Nineteenth Century Horseshoes
The use of putting horseshoes on horses goes back to when horses were first domesticated. Domestication robs the wild horse of a wide variety of natural food that acted to harden and condition a horse’s hoof. Riding and using the horse as a pack animal put additional pressure on the hooves. Changing the environment and feed of domesticated horses resulted in hooves being prone to cracking and their feet to injury. Throughout history, man has tried using cloth or animal hide to protect the hooves of horses. Metal shoes were used as early as the 2nd century. The game of horseshoes is based on the old game of quoits when metal rings were thrown at stakes. The circular rings were replaced by a more common item, the horseshoe.
How Playing Horseshoes Relates to Tipton-Haynes
Col. John Tipton (1730-1813) owned well-known thoroughbreds. One Washington County, Tennessee tax records shows that in 1803, Col. Tipton paid on “1 stud, called Diomede.” An article in the Tennessee Historical Quarterly (Summer 1970) states that “During his retirement, John Tipton cared for his estate and bred racing horses. Tipton appreciated fine horses and owned several thoroughbreds, including Diomede which was of the celebrated Diomede imported to Virginia from England.” Other thoroughbreds Tipton owned included Don Quixote, Irish Grey, and Paunch. Horseracing was very popular in Northeast Tennessee in the early years particularly the quarter mile race.

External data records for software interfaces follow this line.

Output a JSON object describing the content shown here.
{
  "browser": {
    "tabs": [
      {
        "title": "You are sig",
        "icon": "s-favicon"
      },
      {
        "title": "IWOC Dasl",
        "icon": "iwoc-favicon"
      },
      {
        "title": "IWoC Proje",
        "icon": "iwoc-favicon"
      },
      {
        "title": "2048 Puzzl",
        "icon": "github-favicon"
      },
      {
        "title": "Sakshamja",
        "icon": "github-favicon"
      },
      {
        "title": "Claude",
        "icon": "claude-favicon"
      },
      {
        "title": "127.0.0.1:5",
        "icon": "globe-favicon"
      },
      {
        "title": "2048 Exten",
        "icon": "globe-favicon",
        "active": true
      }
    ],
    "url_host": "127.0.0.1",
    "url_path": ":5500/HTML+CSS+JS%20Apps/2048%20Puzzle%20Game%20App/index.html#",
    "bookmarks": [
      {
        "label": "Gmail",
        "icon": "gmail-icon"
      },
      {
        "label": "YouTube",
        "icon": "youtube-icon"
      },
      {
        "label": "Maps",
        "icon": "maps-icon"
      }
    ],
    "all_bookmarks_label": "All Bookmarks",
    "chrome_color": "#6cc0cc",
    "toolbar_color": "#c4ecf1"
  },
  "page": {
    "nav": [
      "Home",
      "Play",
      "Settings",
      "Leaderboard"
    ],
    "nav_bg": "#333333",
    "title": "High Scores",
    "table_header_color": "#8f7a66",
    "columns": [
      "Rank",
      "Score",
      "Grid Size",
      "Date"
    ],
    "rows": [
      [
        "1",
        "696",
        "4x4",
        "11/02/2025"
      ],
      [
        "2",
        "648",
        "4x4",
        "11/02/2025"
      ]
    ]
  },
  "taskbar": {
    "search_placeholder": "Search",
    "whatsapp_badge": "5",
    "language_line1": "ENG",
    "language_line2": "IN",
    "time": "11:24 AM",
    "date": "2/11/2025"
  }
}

Today at Tipton-Haynes we play sock horseshoes, a much safer game than using iron or steel horseshoes. Students will learn about the history behind horseshoes and the game that developed from shoes of horses. Students will learn about Colonel John Tipton and his love thoroughbreds. Also, students will learn about horseracing of Northeast Tennessee. Students will then learn the rules of sock horseshoes and will be given ample opportunities to throw and score as many points as possible.